My wife and I moved briefly to Amsterdam last year without knowing anyone or having any community. One of the first things I did when I got out there was just try and find a basketball court that I could play on, and from that I was able to meet people that introduced me to a league called the Apollo Basketball Club. Playing in that league was the first time I was able to feel a sense of community out there. It was all these people from different parts of the world speaking all different languages, but we definitely had this connection. It became kind of a saving grace as far as a social network when I was out there.

03. What’s a moment in basketball history that’s really stuck out to you?

I grew up in Salt Lake City, Utah, so my favorite team was the Utah Jazz. There are two finals that the Jazz have gone to. The one that stands out the most to me was the second appearance, when Michael Jordan made the final shot to win The Bulls’ sixth championship.

There were two aspects to that time period. One, I remember listening to the radio in a parking lot with my sister and her boyfriend when John Stockton hit the three that got the Jazz to their first finals appearance.

And then when Jordan hit that shot in the Jazz’s second finals appearance, I was at a cabin in Driggs, Idaho watching this very bad TV that couldn’t get the greatest reception, and I remember being on the verge of tears when he made that shot. It took me years to get over that but it influenced a lot of what I do now with Hoops Project. It made me separate being a fan of a team versus all of the NBA.


04. What makes you gravitate toward basketball as a sport?

That sense of community, the energy you can feel being on the court with other people. And aesthetically, if you’re just watching the way that different players carry themselves. Their style around the court, the way they move around the court, the form of a jump shot, or lines on the court itself. There’s a lot about basketball that’s aesthetically pleasing and beautiful.

michael jordan slam dunk gold chain
Michael Jordan sporting his gold chain at the 1985 NBA Slam Dunk Contest.

05. Who’s a player you find aesthetically inspiring?

I remember seeing images of when Michael Jordan was in the dunk contest wearing that gold chain. I don’t remember seeing anyone else wearing any sort of jewelry in an event like that. And he was kind of the first player to start wearing baggier shorts. I just think that sense of style and, not to mention, the way he played the game were so aesthetically pleasing that it just feels like a source of inspiration. People want to emulate him now when they’re doing a jump shot. 

06. How did you design the aesthetic Hoop Projects?

Starting with the type. I wanted something that was tried and true and could do a lot of heavy lifting for me. The colors are ever-changing and will adapt based on whatever project I’m doing. Right now it’s the Los Angeles Lakers, so there’s a soft yellow and purple on the website and social media. And then it’ll be Michael Jordan and the final shot he made with the Chicago Bulls, so it’ll change to all black, red, and white.

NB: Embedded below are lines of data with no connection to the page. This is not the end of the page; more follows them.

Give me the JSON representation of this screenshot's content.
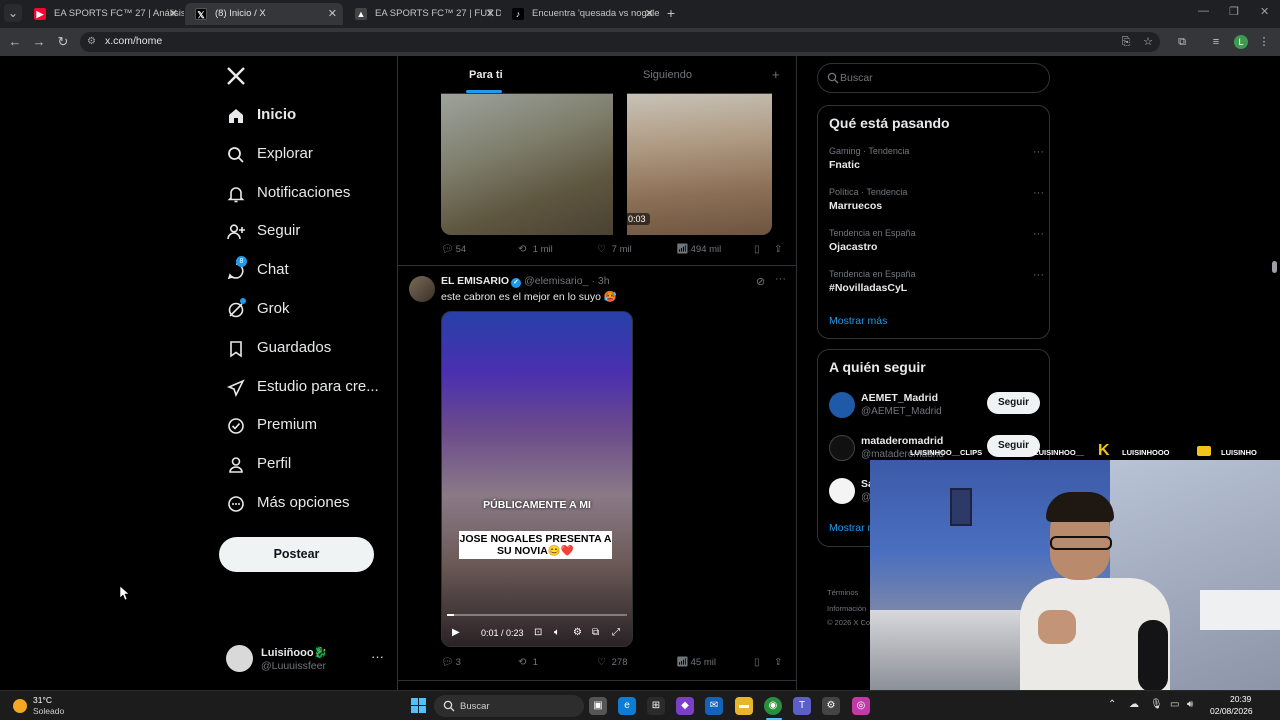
{
  "browser": {
    "tabs": [
      {
        "title": "EA SPORTS FC™ 27 | Análisis de",
        "icon": "youtube-icon",
        "color": "#ff0033"
      },
      {
        "title": "(8) Inicio / X",
        "icon": "x-logo-icon",
        "color": "#000000"
      },
      {
        "title": "EA SPORTS FC™ 27 | FUT Deep",
        "icon": "ea-icon",
        "color": "#444444"
      },
      {
        "title": "Encuentra 'quesada vs nogales'",
        "icon": "tiktok-icon",
        "color": "#000000"
      }
    ],
    "url": "x.com/home",
    "profile_initial": "L"
  },
  "nav": {
    "items": [
      {
        "label": "Inicio",
        "icon": "home-icon"
      },
      {
        "label": "Explorar",
        "icon": "search-icon"
      },
      {
        "label": "Notificaciones",
        "icon": "bell-icon"
      },
      {
        "label": "Seguir",
        "icon": "follow-icon"
      },
      {
        "label": "Chat",
        "icon": "chat-icon",
        "badge": "8"
      },
      {
        "label": "Grok",
        "icon": "grok-icon"
      },
      {
        "label": "Guardados",
        "icon": "bookmark-icon"
      },
      {
        "label": "Estudio para cre...",
        "icon": "rocket-icon"
      },
      {
        "label": "Premium",
        "icon": "premium-icon"
      },
      {
        "label": "Perfil",
        "icon": "person-icon"
      },
      {
        "label": "Más opciones",
        "icon": "more-circle-icon"
      }
    ],
    "post_label": "Postear",
    "account": {
      "name": "Luisiñooo🐉",
      "handle": "@Luuuissfeer"
    }
  },
  "timeline": {
    "tabs": [
      "Para ti",
      "Siguiendo"
    ],
    "tweet1": {
      "video_time": "0:03",
      "replies": "54",
      "reposts": "1 mil",
      "likes": "7 mil",
      "views": "494 mil"
    },
    "tweet2": {
      "name": "EL EMISARIO",
      "handle": "@elemisario_",
      "time": "· 3h",
      "text": "este cabron es el mejor en lo suyo 🥵",
      "caption1": "PÚBLICAMENTE A MI",
      "caption2": "JOSE NOGALES PRESENTA A SU NOVIA😊❤️",
      "video_time": "0:01 / 0:23",
      "progress": 0.04,
      "replies": "3",
      "reposts": "1",
      "likes": "278",
      "views": "45 mil"
    }
  },
  "right": {
    "search_placeholder": "Buscar",
    "trends_title": "Qué está pasando",
    "trends": [
      {
        "meta": "Gaming · Tendencia",
        "topic": "Fnatic"
      },
      {
        "meta": "Política · Tendencia",
        "topic": "Marruecos"
      },
      {
        "meta": "Tendencia en España",
        "topic": "Ojacastro"
      },
      {
        "meta": "Tendencia en España",
        "topic": "#NovilladasCyL"
      }
    ],
    "show_more": "Mostrar más",
    "who_title": "A quién seguir",
    "who": [
      {
        "name": "AEMET_Madrid",
        "handle": "@AEMET_Madrid",
        "button": "Seguir"
      },
      {
        "name": "mataderomadrid",
        "handle": "@mataderomadrid",
        "button": "Seguir"
      },
      {
        "name": "Sa",
        "handle": "@",
        "button": ""
      }
    ],
    "who_more": "Mostrar m",
    "footer1": "Términos",
    "footer2": "Información",
    "footer3": "© 2026 X Co"
  },
  "overlay": {
    "labels": [
      "LUISINHOO__CLIPS",
      "LUISINHOO__",
      "LUISINHOOO",
      "LUISINHO"
    ]
  },
  "taskbar": {
    "temp": "31°C",
    "weather": "Soleado",
    "search": "Buscar",
    "time": "20:39",
    "date": "02/08/2026"
  }
}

And then there are moments of illustration that will remain the same. I worked with this illustrator Jordan Awan to create these characters that feel fun and help lighten the mood behind this whole project. 

07. What’s your favorite type of basketball to play? 

Standard five-on-five pick up is my favorite. I love having a full team to play with.


I don’t want to limit myself to a specific team. I want this project to be about the sport.

08. Dream collaboration?

It’d have to be something with the NBA. I mention All Star Weekend because that seems like an appropriate time for special projects to come into play. I’m a big Jazz fan but I don’t want to limit myself to a specific team. I want this project to be about the sport.


09. What do you want to see more of in the world?  

People remaining present.

10. What about in the basketball industry? 

Keeping the competition level high, and the respect level even higher. When competition gets involved, people can forget that these players are humans. And then the way fans communicate and act toward players gets lost in a disrespectful way at times. So keeping the level of respect higher than the level of competition is really important between fans and players, and player to player as well.

Check out Will’s upcoming project drops at Hoop Projects.